#### Work order:
Copy the data exactly as it appears, and do not include any pictures.

#### Excerpted records:
■ ■ ■ ■

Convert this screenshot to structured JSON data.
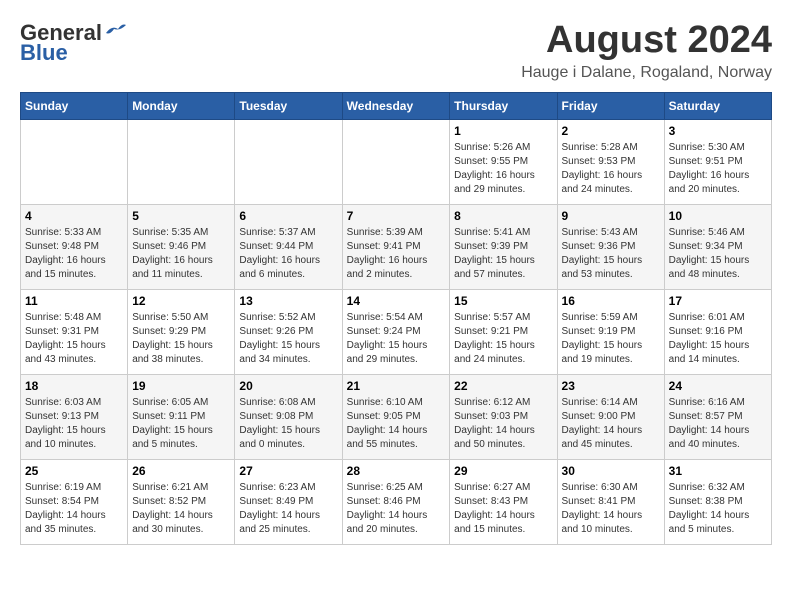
{
  "header": {
    "logo_line1": "General",
    "logo_line2": "Blue",
    "month_title": "August 2024",
    "location": "Hauge i Dalane, Rogaland, Norway"
  },
  "days_of_week": [
    "Sunday",
    "Monday",
    "Tuesday",
    "Wednesday",
    "Thursday",
    "Friday",
    "Saturday"
  ],
  "weeks": [
    [
      {
        "day": "",
        "info": ""
      },
      {
        "day": "",
        "info": ""
      },
      {
        "day": "",
        "info": ""
      },
      {
        "day": "",
        "info": ""
      },
      {
        "day": "1",
        "info": "Sunrise: 5:26 AM\nSunset: 9:55 PM\nDaylight: 16 hours\nand 29 minutes."
      },
      {
        "day": "2",
        "info": "Sunrise: 5:28 AM\nSunset: 9:53 PM\nDaylight: 16 hours\nand 24 minutes."
      },
      {
        "day": "3",
        "info": "Sunrise: 5:30 AM\nSunset: 9:51 PM\nDaylight: 16 hours\nand 20 minutes."
      }
    ],
    [
      {
        "day": "4",
        "info": "Sunrise: 5:33 AM\nSunset: 9:48 PM\nDaylight: 16 hours\nand 15 minutes."
      },
      {
        "day": "5",
        "info": "Sunrise: 5:35 AM\nSunset: 9:46 PM\nDaylight: 16 hours\nand 11 minutes."
      },
      {
        "day": "6",
        "info": "Sunrise: 5:37 AM\nSunset: 9:44 PM\nDaylight: 16 hours\nand 6 minutes."
      },
      {
        "day": "7",
        "info": "Sunrise: 5:39 AM\nSunset: 9:41 PM\nDaylight: 16 hours\nand 2 minutes."
      },
      {
        "day": "8",
        "info": "Sunrise: 5:41 AM\nSunset: 9:39 PM\nDaylight: 15 hours\nand 57 minutes."
      },
      {
        "day": "9",
        "info": "Sunrise: 5:43 AM\nSunset: 9:36 PM\nDaylight: 15 hours\nand 53 minutes."
      },
      {
        "day": "10",
        "info": "Sunrise: 5:46 AM\nSunset: 9:34 PM\nDaylight: 15 hours\nand 48 minutes."
      }
    ],
    [
      {
        "day": "11",
        "info": "Sunrise: 5:48 AM\nSunset: 9:31 PM\nDaylight: 15 hours\nand 43 minutes."
      },
      {
        "day": "12",
        "info": "Sunrise: 5:50 AM\nSunset: 9:29 PM\nDaylight: 15 hours\nand 38 minutes."
      },
      {
        "day": "13",
        "info": "Sunrise: 5:52 AM\nSunset: 9:26 PM\nDaylight: 15 hours\nand 34 minutes."
      },
      {
        "day": "14",
        "info": "Sunrise: 5:54 AM\nSunset: 9:24 PM\nDaylight: 15 hours\nand 29 minutes."
      },
      {
        "day": "15",
        "info": "Sunrise: 5:57 AM\nSunset: 9:21 PM\nDaylight: 15 hours\nand 24 minutes."
      },
      {
        "day": "16",
        "info": "Sunrise: 5:59 AM\nSunset: 9:19 PM\nDaylight: 15 hours\nand 19 minutes."
      },
      {
        "day": "17",
        "info": "Sunrise: 6:01 AM\nSunset: 9:16 PM\nDaylight: 15 hours\nand 14 minutes."
      }
    ],
    [
      {
        "day": "18",
        "info": "Sunrise: 6:03 AM\nSunset: 9:13 PM\nDaylight: 15 hours\nand 10 minutes."
      },
      {
        "day": "19",
        "info": "Sunrise: 6:05 AM\nSunset: 9:11 PM\nDaylight: 15 hours\nand 5 minutes."
      },
      {
        "day": "20",
        "info": "Sunrise: 6:08 AM\nSunset: 9:08 PM\nDaylight: 15 hours\nand 0 minutes."
      },
      {
        "day": "21",
        "info": "Sunrise: 6:10 AM\nSunset: 9:05 PM\nDaylight: 14 hours\nand 55 minutes."
      },
      {
        "day": "22",
        "info": "Sunrise: 6:12 AM\nSunset: 9:03 PM\nDaylight: 14 hours\nand 50 minutes."
      },
      {
        "day": "23",
        "info": "Sunrise: 6:14 AM\nSunset: 9:00 PM\nDaylight: 14 hours\nand 45 minutes."
      },
      {
        "day": "24",
        "info": "Sunrise: 6:16 AM\nSunset: 8:57 PM\nDaylight: 14 hours\nand 40 minutes."
      }
    ],
    [
      {
        "day": "25",
        "info": "Sunrise: 6:19 AM\nSunset: 8:54 PM\nDaylight: 14 hours\nand 35 minutes."
      },
      {
        "day": "26",
        "info": "Sunrise: 6:21 AM\nSunset: 8:52 PM\nDaylight: 14 hours\nand 30 minutes."
      },
      {
        "day": "27",
        "info": "Sunrise: 6:23 AM\nSunset: 8:49 PM\nDaylight: 14 hours\nand 25 minutes."
      },
      {
        "day": "28",
        "info": "Sunrise: 6:25 AM\nSunset: 8:46 PM\nDaylight: 14 hours\nand 20 minutes."
      },
      {
        "day": "29",
        "info": "Sunrise: 6:27 AM\nSunset: 8:43 PM\nDaylight: 14 hours\nand 15 minutes."
      },
      {
        "day": "30",
        "info": "Sunrise: 6:30 AM\nSunset: 8:41 PM\nDaylight: 14 hours\nand 10 minutes."
      },
      {
        "day": "31",
        "info": "Sunrise: 6:32 AM\nSunset: 8:38 PM\nDaylight: 14 hours\nand 5 minutes."
      }
    ]
  ]
}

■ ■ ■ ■

#### Answer to the exercise:
Convert this screenshot to structured JSON data.
{
  "header": {
    "logo_line1": "General",
    "logo_line2": "Blue",
    "month_title": "August 2024",
    "location": "Hauge i Dalane, Rogaland, Norway"
  },
  "days_of_week": [
    "Sunday",
    "Monday",
    "Tuesday",
    "Wednesday",
    "Thursday",
    "Friday",
    "Saturday"
  ],
  "weeks": [
    [
      {
        "day": "",
        "info": ""
      },
      {
        "day": "",
        "info": ""
      },
      {
        "day": "",
        "info": ""
      },
      {
        "day": "",
        "info": ""
      },
      {
        "day": "1",
        "info": "Sunrise: 5:26 AM\nSunset: 9:55 PM\nDaylight: 16 hours\nand 29 minutes."
      },
      {
        "day": "2",
        "info": "Sunrise: 5:28 AM\nSunset: 9:53 PM\nDaylight: 16 hours\nand 24 minutes."
      },
      {
        "day": "3",
        "info": "Sunrise: 5:30 AM\nSunset: 9:51 PM\nDaylight: 16 hours\nand 20 minutes."
      }
    ],
    [
      {
        "day": "4",
        "info": "Sunrise: 5:33 AM\nSunset: 9:48 PM\nDaylight: 16 hours\nand 15 minutes."
      },
      {
        "day": "5",
        "info": "Sunrise: 5:35 AM\nSunset: 9:46 PM\nDaylight: 16 hours\nand 11 minutes."
      },
      {
        "day": "6",
        "info": "Sunrise: 5:37 AM\nSunset: 9:44 PM\nDaylight: 16 hours\nand 6 minutes."
      },
      {
        "day": "7",
        "info": "Sunrise: 5:39 AM\nSunset: 9:41 PM\nDaylight: 16 hours\nand 2 minutes."
      },
      {
        "day": "8",
        "info": "Sunrise: 5:41 AM\nSunset: 9:39 PM\nDaylight: 15 hours\nand 57 minutes."
      },
      {
        "day": "9",
        "info": "Sunrise: 5:43 AM\nSunset: 9:36 PM\nDaylight: 15 hours\nand 53 minutes."
      },
      {
        "day": "10",
        "info": "Sunrise: 5:46 AM\nSunset: 9:34 PM\nDaylight: 15 hours\nand 48 minutes."
      }
    ],
    [
      {
        "day": "11",
        "info": "Sunrise: 5:48 AM\nSunset: 9:31 PM\nDaylight: 15 hours\nand 43 minutes."
      },
      {
        "day": "12",
        "info": "Sunrise: 5:50 AM\nSunset: 9:29 PM\nDaylight: 15 hours\nand 38 minutes."
      },
      {
        "day": "13",
        "info": "Sunrise: 5:52 AM\nSunset: 9:26 PM\nDaylight: 15 hours\nand 34 minutes."
      },
      {
        "day": "14",
        "info": "Sunrise: 5:54 AM\nSunset: 9:24 PM\nDaylight: 15 hours\nand 29 minutes."
      },
      {
        "day": "15",
        "info": "Sunrise: 5:57 AM\nSunset: 9:21 PM\nDaylight: 15 hours\nand 24 minutes."
      },
      {
        "day": "16",
        "info": "Sunrise: 5:59 AM\nSunset: 9:19 PM\nDaylight: 15 hours\nand 19 minutes."
      },
      {
        "day": "17",
        "info": "Sunrise: 6:01 AM\nSunset: 9:16 PM\nDaylight: 15 hours\nand 14 minutes."
      }
    ],
    [
      {
        "day": "18",
        "info": "Sunrise: 6:03 AM\nSunset: 9:13 PM\nDaylight: 15 hours\nand 10 minutes."
      },
      {
        "day": "19",
        "info": "Sunrise: 6:05 AM\nSunset: 9:11 PM\nDaylight: 15 hours\nand 5 minutes."
      },
      {
        "day": "20",
        "info": "Sunrise: 6:08 AM\nSunset: 9:08 PM\nDaylight: 15 hours\nand 0 minutes."
      },
      {
        "day": "21",
        "info": "Sunrise: 6:10 AM\nSunset: 9:05 PM\nDaylight: 14 hours\nand 55 minutes."
      },
      {
        "day": "22",
        "info": "Sunrise: 6:12 AM\nSunset: 9:03 PM\nDaylight: 14 hours\nand 50 minutes."
      },
      {
        "day": "23",
        "info": "Sunrise: 6:14 AM\nSunset: 9:00 PM\nDaylight: 14 hours\nand 45 minutes."
      },
      {
        "day": "24",
        "info": "Sunrise: 6:16 AM\nSunset: 8:57 PM\nDaylight: 14 hours\nand 40 minutes."
      }
    ],
    [
      {
        "day": "25",
        "info": "Sunrise: 6:19 AM\nSunset: 8:54 PM\nDaylight: 14 hours\nand 35 minutes."
      },
      {
        "day": "26",
        "info": "Sunrise: 6:21 AM\nSunset: 8:52 PM\nDaylight: 14 hours\nand 30 minutes."
      },
      {
        "day": "27",
        "info": "Sunrise: 6:23 AM\nSunset: 8:49 PM\nDaylight: 14 hours\nand 25 minutes."
      },
      {
        "day": "28",
        "info": "Sunrise: 6:25 AM\nSunset: 8:46 PM\nDaylight: 14 hours\nand 20 minutes."
      },
      {
        "day": "29",
        "info": "Sunrise: 6:27 AM\nSunset: 8:43 PM\nDaylight: 14 hours\nand 15 minutes."
      },
      {
        "day": "30",
        "info": "Sunrise: 6:30 AM\nSunset: 8:41 PM\nDaylight: 14 hours\nand 10 minutes."
      },
      {
        "day": "31",
        "info": "Sunrise: 6:32 AM\nSunset: 8:38 PM\nDaylight: 14 hours\nand 5 minutes."
      }
    ]
  ]
}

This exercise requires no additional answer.